UP: At last, the Interstate 75 widening will soon be upon us. Although that’s good news, most people will be glad when all the commotion has moved south. But that will take a while. According to the Ohio Department of Transportation timeline, the project will begin March 20 and won’t be completed until late May 2020. The project will take place from just south of Harrison Street/Hancock County 144, which is just south of the U.S. 68/Ohio 15 interchange, and continue north to the County Road 99 interchange. A public meeting will be held at 5:30 p.m. Monday at the Hilton Garden Inn, 1050 Interstate Drive West, for anyone who wants more details. For motorists, the most important thing to remember the next three years will be to have patience when moving through the I-75 construction zone. Slow down, or better yet, find an alternate route until the orange barrels are gone. This too, shall pass.

UP: Bob Kuhlman wore his opinions on his sleeve and offered them freely to anyone who would listen. Kuhlman, who died recently while wintering in Florida, would listen to others, but would speak up if he didn’t agree with what was being said. Or, he’d write a letter to the editor, questioning a city or county official’s decision or action. Kuhlman considered politics a hobby, and he played it hard. He served as a Findlay councilman, councilman-at-large, chairman of the finance committee, president of council, and ran for mayor and county commissioner. A licensed psychologist, Kuhlman was past president of the Hancock County MR/DD, now the Board of Developmental Disabilities. He was passionate about politics because he cared about Findlay and wanted to make it a better place. Every community needs more citizens like Bob Kuhlman.

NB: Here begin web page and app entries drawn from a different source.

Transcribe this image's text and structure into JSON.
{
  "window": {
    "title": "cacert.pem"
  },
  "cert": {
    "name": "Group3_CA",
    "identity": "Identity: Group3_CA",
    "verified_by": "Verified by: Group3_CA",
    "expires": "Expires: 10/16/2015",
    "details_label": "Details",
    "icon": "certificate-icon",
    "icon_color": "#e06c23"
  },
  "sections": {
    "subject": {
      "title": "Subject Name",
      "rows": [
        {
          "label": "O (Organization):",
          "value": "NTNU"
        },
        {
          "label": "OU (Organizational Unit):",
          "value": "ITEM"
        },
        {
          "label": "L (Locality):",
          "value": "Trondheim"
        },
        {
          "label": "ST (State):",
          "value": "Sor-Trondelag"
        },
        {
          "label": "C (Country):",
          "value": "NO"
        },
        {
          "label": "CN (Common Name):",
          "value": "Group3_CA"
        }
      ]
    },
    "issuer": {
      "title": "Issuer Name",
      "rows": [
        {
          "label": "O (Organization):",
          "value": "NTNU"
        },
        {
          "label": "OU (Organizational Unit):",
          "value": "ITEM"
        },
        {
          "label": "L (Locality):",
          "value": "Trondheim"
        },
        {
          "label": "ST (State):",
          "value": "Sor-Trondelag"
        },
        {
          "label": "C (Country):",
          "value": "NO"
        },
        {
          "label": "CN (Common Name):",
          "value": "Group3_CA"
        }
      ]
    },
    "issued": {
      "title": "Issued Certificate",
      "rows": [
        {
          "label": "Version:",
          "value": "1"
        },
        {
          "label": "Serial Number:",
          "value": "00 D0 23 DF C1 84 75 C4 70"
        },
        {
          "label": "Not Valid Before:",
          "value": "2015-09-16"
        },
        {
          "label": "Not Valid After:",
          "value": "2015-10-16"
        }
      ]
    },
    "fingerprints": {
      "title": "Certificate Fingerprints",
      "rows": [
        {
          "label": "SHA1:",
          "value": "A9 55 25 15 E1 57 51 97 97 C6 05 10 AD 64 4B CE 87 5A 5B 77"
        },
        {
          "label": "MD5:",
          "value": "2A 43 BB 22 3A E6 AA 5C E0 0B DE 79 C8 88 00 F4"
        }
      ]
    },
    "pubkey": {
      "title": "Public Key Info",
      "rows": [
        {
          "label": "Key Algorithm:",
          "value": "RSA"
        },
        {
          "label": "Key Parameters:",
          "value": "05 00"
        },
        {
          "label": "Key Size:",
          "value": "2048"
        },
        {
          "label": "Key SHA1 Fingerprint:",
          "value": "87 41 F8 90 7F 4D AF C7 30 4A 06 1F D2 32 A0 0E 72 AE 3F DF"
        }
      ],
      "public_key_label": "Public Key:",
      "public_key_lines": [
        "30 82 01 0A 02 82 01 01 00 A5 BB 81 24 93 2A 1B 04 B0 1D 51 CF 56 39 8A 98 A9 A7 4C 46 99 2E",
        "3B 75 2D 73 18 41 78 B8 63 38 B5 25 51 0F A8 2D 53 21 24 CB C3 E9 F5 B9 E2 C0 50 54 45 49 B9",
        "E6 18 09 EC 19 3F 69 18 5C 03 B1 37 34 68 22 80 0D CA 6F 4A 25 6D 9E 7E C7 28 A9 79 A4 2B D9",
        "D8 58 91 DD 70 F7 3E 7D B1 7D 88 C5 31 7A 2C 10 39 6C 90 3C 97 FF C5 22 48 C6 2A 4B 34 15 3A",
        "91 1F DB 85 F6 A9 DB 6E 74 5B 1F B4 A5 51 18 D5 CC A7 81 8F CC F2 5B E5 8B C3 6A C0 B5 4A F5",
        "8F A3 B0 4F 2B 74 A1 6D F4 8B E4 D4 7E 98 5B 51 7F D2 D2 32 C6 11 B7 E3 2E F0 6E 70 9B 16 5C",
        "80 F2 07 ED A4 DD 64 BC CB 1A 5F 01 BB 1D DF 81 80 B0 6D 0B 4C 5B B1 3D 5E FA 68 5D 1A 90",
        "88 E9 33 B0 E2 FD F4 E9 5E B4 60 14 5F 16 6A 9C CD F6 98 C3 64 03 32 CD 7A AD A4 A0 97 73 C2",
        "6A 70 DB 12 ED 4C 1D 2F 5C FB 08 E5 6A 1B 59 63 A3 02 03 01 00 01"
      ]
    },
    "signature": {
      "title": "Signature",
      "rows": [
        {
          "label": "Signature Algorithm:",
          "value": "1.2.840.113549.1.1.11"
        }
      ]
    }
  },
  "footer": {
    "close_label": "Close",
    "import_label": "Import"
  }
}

UP: Findlay may only be a dot on the map, but it seems to find its way into the spotlight more often than most small cities. The latest example came last week when Findlay was named, for the third straight year, the top “micropolitan” city out of 575 cities with populations between 10,000 and 50,000 in the country. Site Selection magazine picked Findlay due to 22 projects, including plant expansions at Whirlpool and Mennel Milling. Just those projects accounted for over $50 million in capital improvements. The credit for the No. 1 ranking, though, should be shared by city and county leaders and among each and every business. Findlay has its issues, like every city small and large. But the recognition suggests it’s doing far more right than wrong when it comes to business.


About the Author